In some cases we write functions that have a dual operation, for example *encode* and *decode*, *parse* and *pretty\_print*, or *convert\_to* and *convert\_from*.
Developing both functions at the same time gives an advantage when testing, since one of the properties that one is interested in is
encode(decode(X)) == X.
Surely, one could easily implement functions that guarantee this operation and are still doing the wrong thing, thus only this property is insufficient for testing. That said, it still is a good idea to also check this property and many bugs have been found by simple properties like this.
Erlang R12B has a module base64 in the standard library http://www.erlang.org/doc/man/base64.html. The module has a number of function, among which *encode* and *decode*.
We write the obvious property. Just read the manual: Encodes a plain ASCII string into base64. Use http://en.wikipedia.org/wiki/ASCII wikipedia to remind yourself that a plain ascii character is a value between 0 and 127. Extended ascii goes to 255.
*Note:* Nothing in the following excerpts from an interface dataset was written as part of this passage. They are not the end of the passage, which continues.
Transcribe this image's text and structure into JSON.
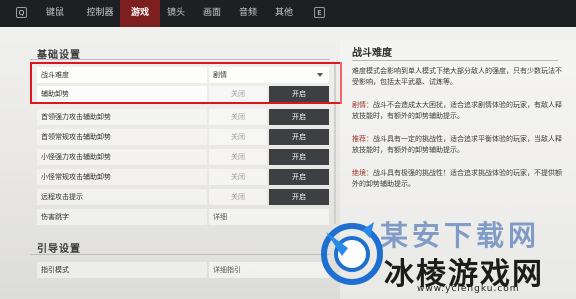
{
  "topbar": {
    "left_key": "Q",
    "right_key": "E",
    "tabs": [
      {
        "label": "键鼠"
      },
      {
        "label": "控制器"
      },
      {
        "label": "游戏",
        "active": true
      },
      {
        "label": "镜头"
      },
      {
        "label": "画面"
      },
      {
        "label": "音频"
      },
      {
        "label": "其他"
      }
    ]
  },
  "sections": {
    "basic_title": "基础设置",
    "guide_title": "引导设置"
  },
  "rows": [
    {
      "label": "战斗难度",
      "type": "dropdown",
      "value": "剧情"
    },
    {
      "label": "辅助卸势",
      "type": "toggle",
      "off": "关闭",
      "on": "开启"
    },
    {
      "label": "首领强力攻击辅助卸势",
      "type": "toggle",
      "off": "关闭",
      "on": "开启"
    },
    {
      "label": "首领常规攻击辅助卸势",
      "type": "toggle",
      "off": "关闭",
      "on": "开启"
    },
    {
      "label": "小怪强力攻击辅助卸势",
      "type": "toggle",
      "off": "关闭",
      "on": "开启"
    },
    {
      "label": "小怪常规攻击辅助卸势",
      "type": "toggle",
      "off": "关闭",
      "on": "开启"
    },
    {
      "label": "远程攻击提示",
      "type": "toggle",
      "off": "关闭",
      "on": "开启"
    },
    {
      "label": "伤害跳字",
      "type": "detail",
      "value": "详细"
    }
  ],
  "guide_rows": [
    {
      "label": "指引模式",
      "type": "detail",
      "value": "详细指引"
    }
  ],
  "panel": {
    "title": "战斗难度",
    "intro": "难度模式会影响到单人模式下绝大部分敌人的强度，只有少数玩法不受影响，包括太平武墓、试炼等。",
    "modes": [
      {
        "name": "剧情：",
        "text": "战斗不会造成太大困扰，适合追求剧情体验的玩家，有敌人释放技能时，有额外的卸势辅助提示。"
      },
      {
        "name": "推荐：",
        "text": "战斗具有一定的挑战性，适合追求平衡体验的玩家，当敌人释放技能时，有额外的卸势辅助提示。"
      },
      {
        "name": "绝境：",
        "text": "战斗具有极强的挑战性！适合追求挑战体验的玩家，不提供额外的卸势辅助提示。"
      }
    ]
  },
  "watermark": {
    "top_text": "某安下载网",
    "main_text": "冰棱游戏网",
    "url": "www.yclengku.com"
  },
  "colors": {
    "topbar": "#1e1f22",
    "active_tab": "#7d1f1f",
    "highlight_border": "#e0141d",
    "toggle_on": "#3d3f42",
    "mode_name": "#a4322a"
  }
}
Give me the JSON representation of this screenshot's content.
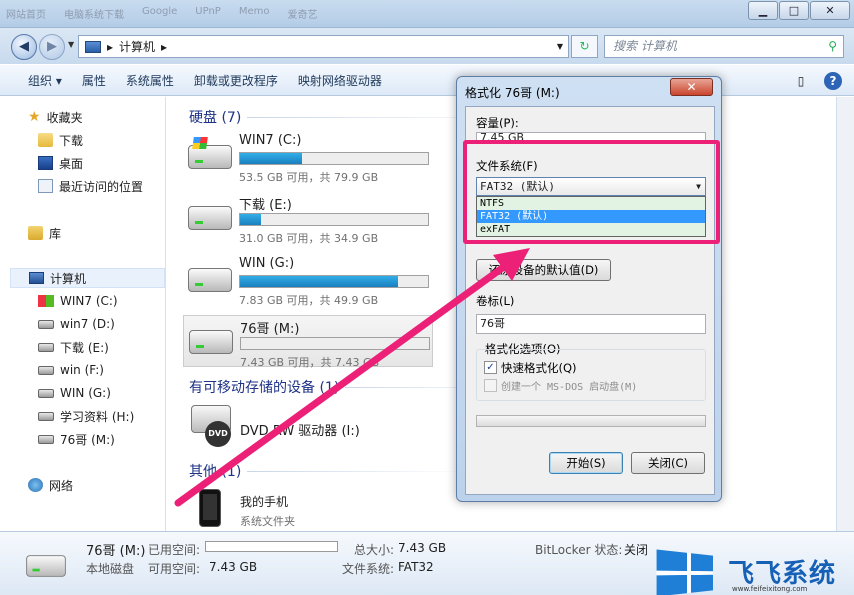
{
  "window": {
    "titlebar_tabs": [
      "网站首页",
      "电脑系统下载",
      "Google",
      "UPnP",
      "Memo",
      "",
      "爱奇艺"
    ]
  },
  "addressbar": {
    "breadcrumb_sep": "▸",
    "path_item": "计算机",
    "search_placeholder": "搜索 计算机"
  },
  "toolbar": {
    "items": [
      "组织 ▾",
      "属性",
      "系统属性",
      "卸载或更改程序",
      "映射网络驱动器"
    ]
  },
  "sidebar": {
    "favorites": "收藏夹",
    "downloads": "下载",
    "desktop": "桌面",
    "recent": "最近访问的位置",
    "libraries": "库",
    "computer": "计算机",
    "drives": [
      "WIN7 (C:)",
      "win7 (D:)",
      "下载 (E:)",
      "win (F:)",
      "WIN (G:)",
      "学习资料 (H:)",
      "76哥 (M:)"
    ],
    "network": "网络"
  },
  "content": {
    "hdd_group": "硬盘 (7)",
    "removable_group": "有可移动存储的设备 (1)",
    "other_group": "其他 (1)",
    "drives": [
      {
        "name": "WIN7 (C:)",
        "info": "53.5 GB 可用，共 79.9 GB",
        "used": 0.33
      },
      {
        "name": "下载 (E:)",
        "info": "31.0 GB 可用，共 34.9 GB",
        "used": 0.11
      },
      {
        "name": "WIN (G:)",
        "info": "7.83 GB 可用，共 49.9 GB",
        "used": 0.84
      },
      {
        "name": "76哥 (M:)",
        "info": "7.43 GB 可用，共 7.43 GB",
        "used": 0.0
      }
    ],
    "dvd_name": "DVD RW 驱动器 (I:)",
    "dvd_tag": "DVD",
    "phone_name": "我的手机",
    "phone_desc": "系统文件夹"
  },
  "details": {
    "name": "76哥 (M:)",
    "type": "本地磁盘",
    "used_label": "已用空间:",
    "free_label": "可用空间:",
    "free_value": "7.43 GB",
    "total_label": "总大小:",
    "total_value": "7.43 GB",
    "fs_label": "文件系统:",
    "fs_value": "FAT32",
    "bitlocker_label": "BitLocker 状态:",
    "bitlocker_value": "关闭"
  },
  "dialog": {
    "title": "格式化 76哥 (M:)",
    "capacity_label": "容量(P):",
    "capacity_value": "7.45 GB",
    "fs_label": "文件系统(F)",
    "fs_selected": "FAT32 (默认)",
    "fs_options": [
      "NTFS",
      "FAT32 (默认)",
      "exFAT"
    ],
    "restore_button": "还原设备的默认值(D)",
    "volume_label": "卷标(L)",
    "volume_value": "76哥",
    "options_group": "格式化选项(O)",
    "quick_format": "快速格式化(Q)",
    "msdos_boot": "创建一个 MS-DOS 启动盘(M)",
    "start_button": "开始(S)",
    "close_button": "关闭(C)"
  },
  "watermark": {
    "brand": "飞飞系统",
    "url": "www.feifeixitong.com"
  },
  "colors": {
    "highlight_box": "#ec2077",
    "arrow": "#ec2077",
    "selection": "#3399ff"
  }
}
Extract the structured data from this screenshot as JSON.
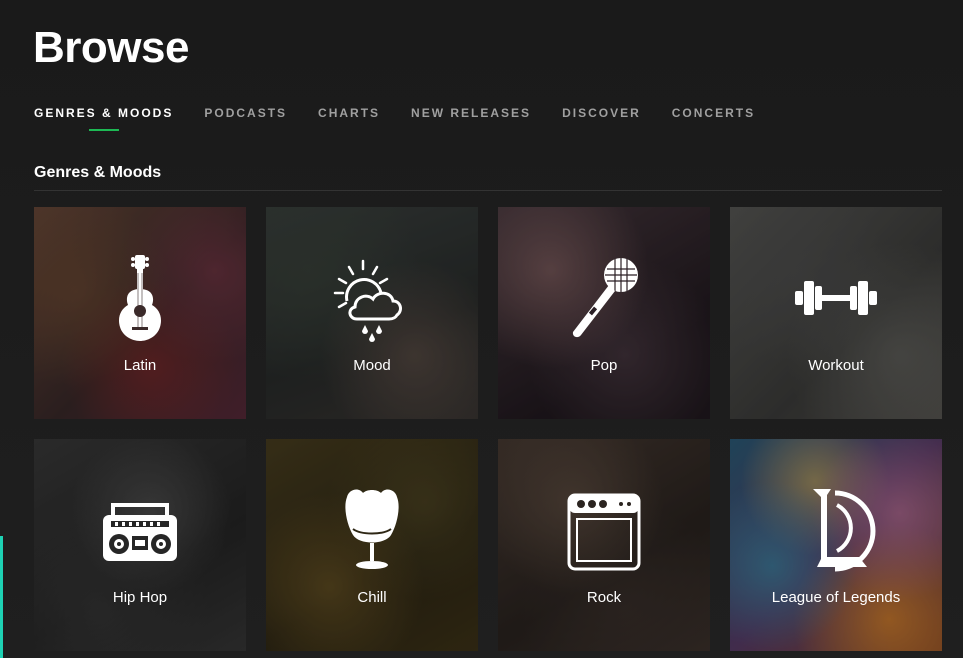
{
  "page": {
    "title": "Browse"
  },
  "tabs": [
    {
      "label": "GENRES & MOODS",
      "active": true
    },
    {
      "label": "PODCASTS",
      "active": false
    },
    {
      "label": "CHARTS",
      "active": false
    },
    {
      "label": "NEW RELEASES",
      "active": false
    },
    {
      "label": "DISCOVER",
      "active": false
    },
    {
      "label": "CONCERTS",
      "active": false
    }
  ],
  "section": {
    "title": "Genres & Moods"
  },
  "cards": [
    {
      "label": "Latin",
      "icon": "guitar-icon"
    },
    {
      "label": "Mood",
      "icon": "sun-cloud-rain-icon"
    },
    {
      "label": "Pop",
      "icon": "microphone-icon"
    },
    {
      "label": "Workout",
      "icon": "dumbbell-icon"
    },
    {
      "label": "Hip Hop",
      "icon": "boombox-icon"
    },
    {
      "label": "Chill",
      "icon": "egg-chair-icon"
    },
    {
      "label": "Rock",
      "icon": "amplifier-icon"
    },
    {
      "label": "League of Legends",
      "icon": "league-of-legends-logo-icon"
    }
  ],
  "colors": {
    "background": "#1c1c1c",
    "tab_active_underline": "#1db954",
    "tab_inactive_text": "#a0a0a0",
    "left_accent": "#1ed2b4"
  }
}
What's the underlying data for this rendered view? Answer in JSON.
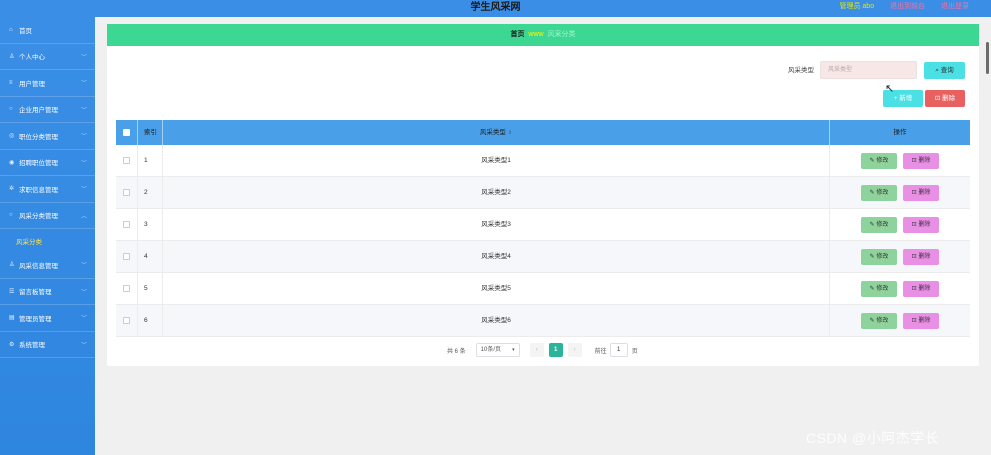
{
  "header": {
    "title": "学生风采网",
    "admin_label": "管理员 abo",
    "link1": "退出到前台",
    "link2": "退出登录"
  },
  "sidebar": {
    "items": [
      {
        "label": "首页",
        "icon": "home-icon"
      },
      {
        "label": "个人中心",
        "icon": "user-icon"
      },
      {
        "label": "用户管理",
        "icon": "users-icon"
      },
      {
        "label": "企业用户管理",
        "icon": "building-icon"
      },
      {
        "label": "职位分类管理",
        "icon": "category-icon"
      },
      {
        "label": "招聘职位管理",
        "icon": "briefcase-icon"
      },
      {
        "label": "求职信息管理",
        "icon": "info-icon"
      },
      {
        "label": "风采分类管理",
        "icon": "tag-icon"
      },
      {
        "label": "风采分类",
        "icon": ""
      },
      {
        "label": "风采信息管理",
        "icon": "star-icon"
      },
      {
        "label": "留言板管理",
        "icon": "message-icon"
      },
      {
        "label": "管理员管理",
        "icon": "admin-icon"
      },
      {
        "label": "系统管理",
        "icon": "gear-icon"
      }
    ]
  },
  "breadcrumb": {
    "home": "首页",
    "separator": "www",
    "current": "风采分类"
  },
  "search": {
    "label": "风采类型",
    "placeholder": "风采类型",
    "button": "查询"
  },
  "actions": {
    "add": "新增",
    "delete": "删除"
  },
  "table": {
    "columns": [
      "索引",
      "风采类型",
      "操作"
    ],
    "rows": [
      {
        "index": "1",
        "name": "风采类型1"
      },
      {
        "index": "2",
        "name": "风采类型2"
      },
      {
        "index": "3",
        "name": "风采类型3"
      },
      {
        "index": "4",
        "name": "风采类型4"
      },
      {
        "index": "5",
        "name": "风采类型5"
      },
      {
        "index": "6",
        "name": "风采类型6"
      }
    ],
    "edit_label": "修改",
    "delete_label": "删除"
  },
  "pagination": {
    "total": "共 6 条",
    "page_size": "10条/页",
    "prev": "‹",
    "current_page": "1",
    "next": "›",
    "goto_label": "前往",
    "goto_value": "1",
    "page_suffix": "页"
  },
  "watermark": "CSDN @小阿杰学长",
  "colors": {
    "sidebar": "#3a8ee6",
    "breadcrumb_bar": "#3cd792",
    "table_header": "#4aa0e8",
    "edit_button": "#8fd39c",
    "delete_button": "#e98fe6",
    "search_button": "#4ae0e4",
    "danger_button": "#e86060",
    "active_page": "#2ab59b"
  }
}
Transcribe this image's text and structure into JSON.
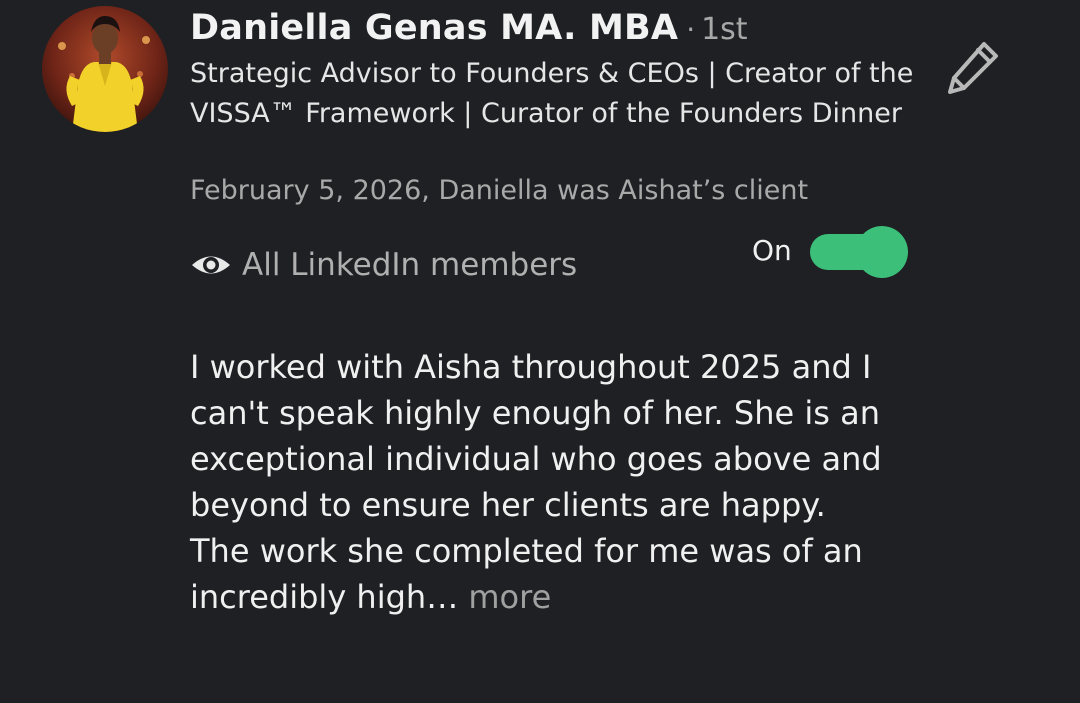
{
  "recommender": {
    "name": "Daniella Genas MA. MBA",
    "separator": "·",
    "connection_degree": "1st",
    "headline": "Strategic Advisor to Founders & CEOs | Creator of the VISSA™ Framework | Curator of the Founders Dinner",
    "relationship": "February 5, 2026, Daniella was Aishat’s client"
  },
  "visibility": {
    "icon": "eye-icon",
    "label": "All LinkedIn members",
    "toggle_label": "On",
    "toggle_state": "on",
    "toggle_color": "#3cbf79"
  },
  "recommendation": {
    "text": "I worked with Aisha throughout 2025 and I can't speak highly enough of her. She is an exceptional individual who goes above and beyond to ensure her clients are happy. The work she completed for me was of an incredibly high…",
    "more_label": "more"
  },
  "actions": {
    "edit_icon": "pencil-icon"
  },
  "colors": {
    "background": "#1e2024",
    "accent": "#3cbf79"
  }
}
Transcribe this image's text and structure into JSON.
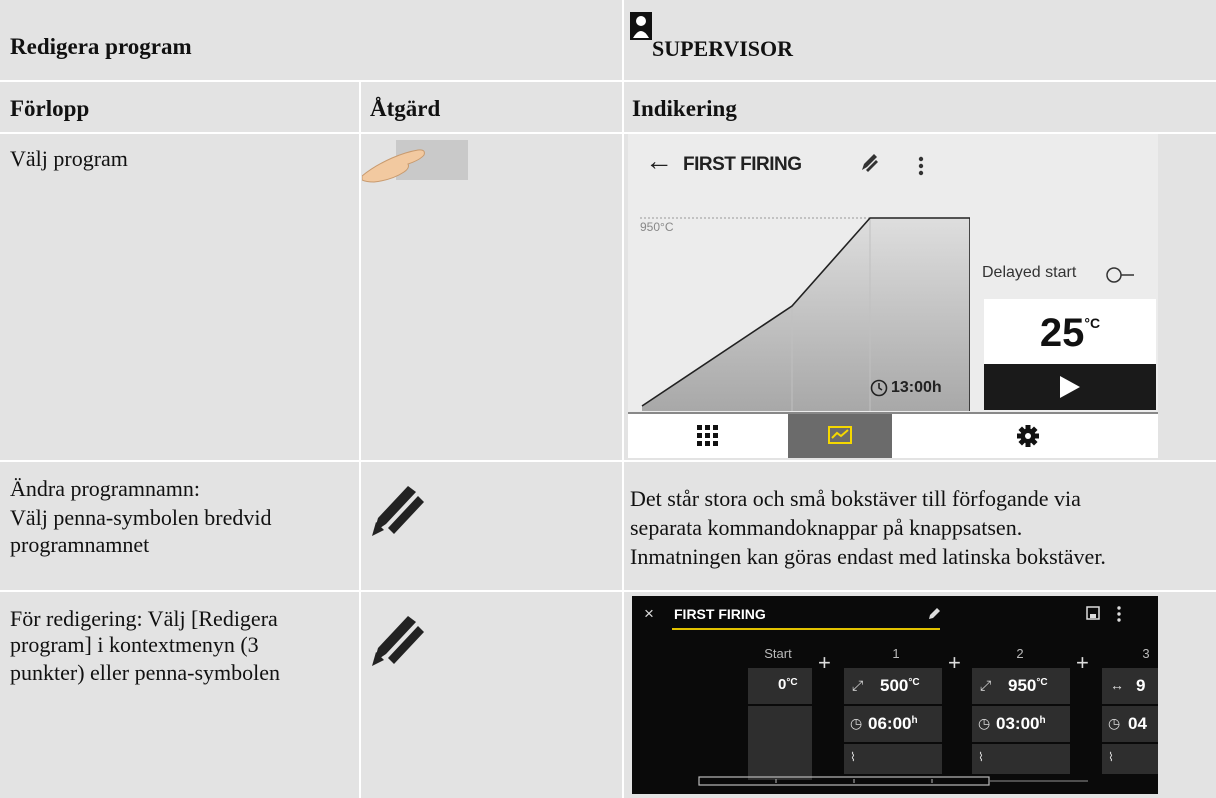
{
  "header": {
    "title": "Redigera program",
    "role": "SUPERVISOR"
  },
  "columns": [
    "Förlopp",
    "Åtgärd",
    "Indikering"
  ],
  "rows": [
    {
      "step": [
        "Välj program"
      ]
    },
    {
      "step": [
        "Ändra programnamn:",
        "Välj penna-symbolen bredvid",
        "programnamnet"
      ],
      "indication": [
        "Det står stora och små bokstäver till förfogande via",
        "separata kommandoknappar på knappsatsen.",
        "Inmatningen kan göras endast med latinska bokstäver."
      ]
    },
    {
      "step": [
        "För redigering: Välj [Redigera",
        "program] i kontextmenyn (3",
        "punkter) eller penna-symbolen"
      ]
    }
  ],
  "screen1": {
    "back": "←",
    "program_name": "FIRST FIRING",
    "max_temp_label": "950°C",
    "time_label": "13:00h",
    "delayed_start": "Delayed start",
    "temp_value": "25",
    "temp_unit": "°C",
    "accent": "#f5d800"
  },
  "screen2": {
    "close": "×",
    "program_name": "FIRST FIRING",
    "labels": [
      "Start",
      "1",
      "2",
      "3"
    ],
    "start_temp": "0",
    "unit_c": "°C",
    "unit_h": "h",
    "seg1_temp": "500",
    "seg1_time": "06:00",
    "seg2_temp": "950",
    "seg2_time": "03:00",
    "seg3_temp": "9",
    "seg3_time": "04",
    "underline": "#e2c200"
  }
}
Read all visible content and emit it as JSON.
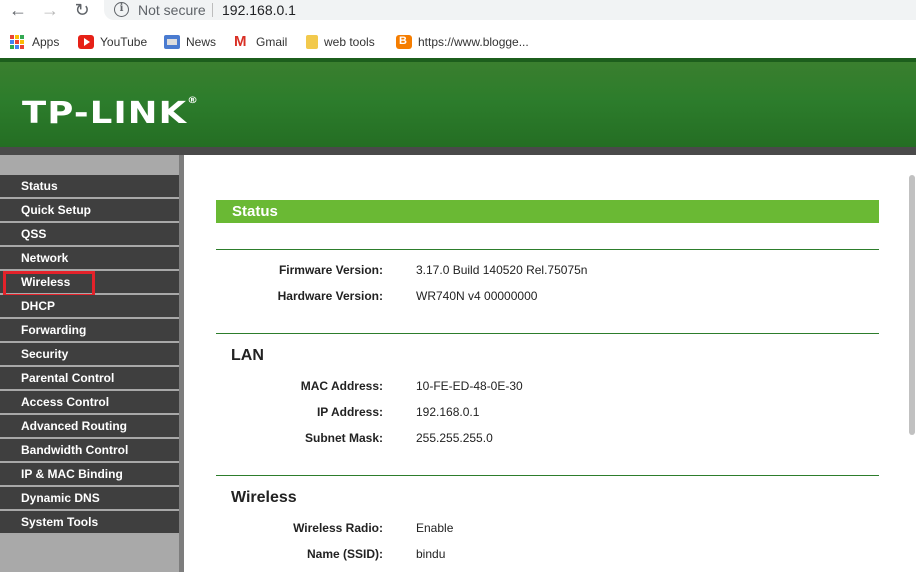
{
  "browser": {
    "not_secure_label": "Not secure",
    "url": "192.168.0.1",
    "bookmarks": [
      {
        "label": "Apps",
        "icon": "apps-grid-icon"
      },
      {
        "label": "YouTube",
        "icon": "youtube-icon"
      },
      {
        "label": "News",
        "icon": "news-icon"
      },
      {
        "label": "Gmail",
        "icon": "gmail-icon"
      },
      {
        "label": "web tools",
        "icon": "folder-icon"
      },
      {
        "label": "https://www.blogge...",
        "icon": "blogger-icon"
      }
    ]
  },
  "header": {
    "brand": "TP-LINK",
    "brand_mark": "®",
    "color": "#2d7d2c"
  },
  "sidebar": {
    "items": [
      {
        "label": "Status"
      },
      {
        "label": "Quick Setup"
      },
      {
        "label": "QSS"
      },
      {
        "label": "Network"
      },
      {
        "label": "Wireless",
        "highlighted": true
      },
      {
        "label": "DHCP"
      },
      {
        "label": "Forwarding"
      },
      {
        "label": "Security"
      },
      {
        "label": "Parental Control"
      },
      {
        "label": "Access Control"
      },
      {
        "label": "Advanced Routing"
      },
      {
        "label": "Bandwidth Control"
      },
      {
        "label": "IP & MAC Binding"
      },
      {
        "label": "Dynamic DNS"
      },
      {
        "label": "System Tools"
      }
    ],
    "highlight_color": "#e4222a"
  },
  "main": {
    "page_title": "Status",
    "accent_color": "#6ab934",
    "general": [
      {
        "label": "Firmware Version:",
        "value": "3.17.0 Build 140520 Rel.75075n"
      },
      {
        "label": "Hardware Version:",
        "value": "WR740N v4 00000000"
      }
    ],
    "lan": {
      "title": "LAN",
      "rows": [
        {
          "label": "MAC Address:",
          "value": "10-FE-ED-48-0E-30"
        },
        {
          "label": "IP Address:",
          "value": "192.168.0.1"
        },
        {
          "label": "Subnet Mask:",
          "value": "255.255.255.0"
        }
      ]
    },
    "wireless": {
      "title": "Wireless",
      "rows": [
        {
          "label": "Wireless Radio:",
          "value": "Enable"
        },
        {
          "label": "Name (SSID):",
          "value": "bindu"
        }
      ]
    }
  }
}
prop_identity() -> ?FORALL(Data,list(plain_ascii_char()), base64:decode(base64:encode(Data)) == Data). plain_ascii_char() -> choose(0,127).
We can run QuickCheck to find out that we haven't specified ourself clear enough.
14> eqc:quickcheck(base64_eqc:prop_identity()). Failed! After 1 tests.  false
The authors of the module base64 allow the input of encode to be either a binary or a string, but the result is always a binary.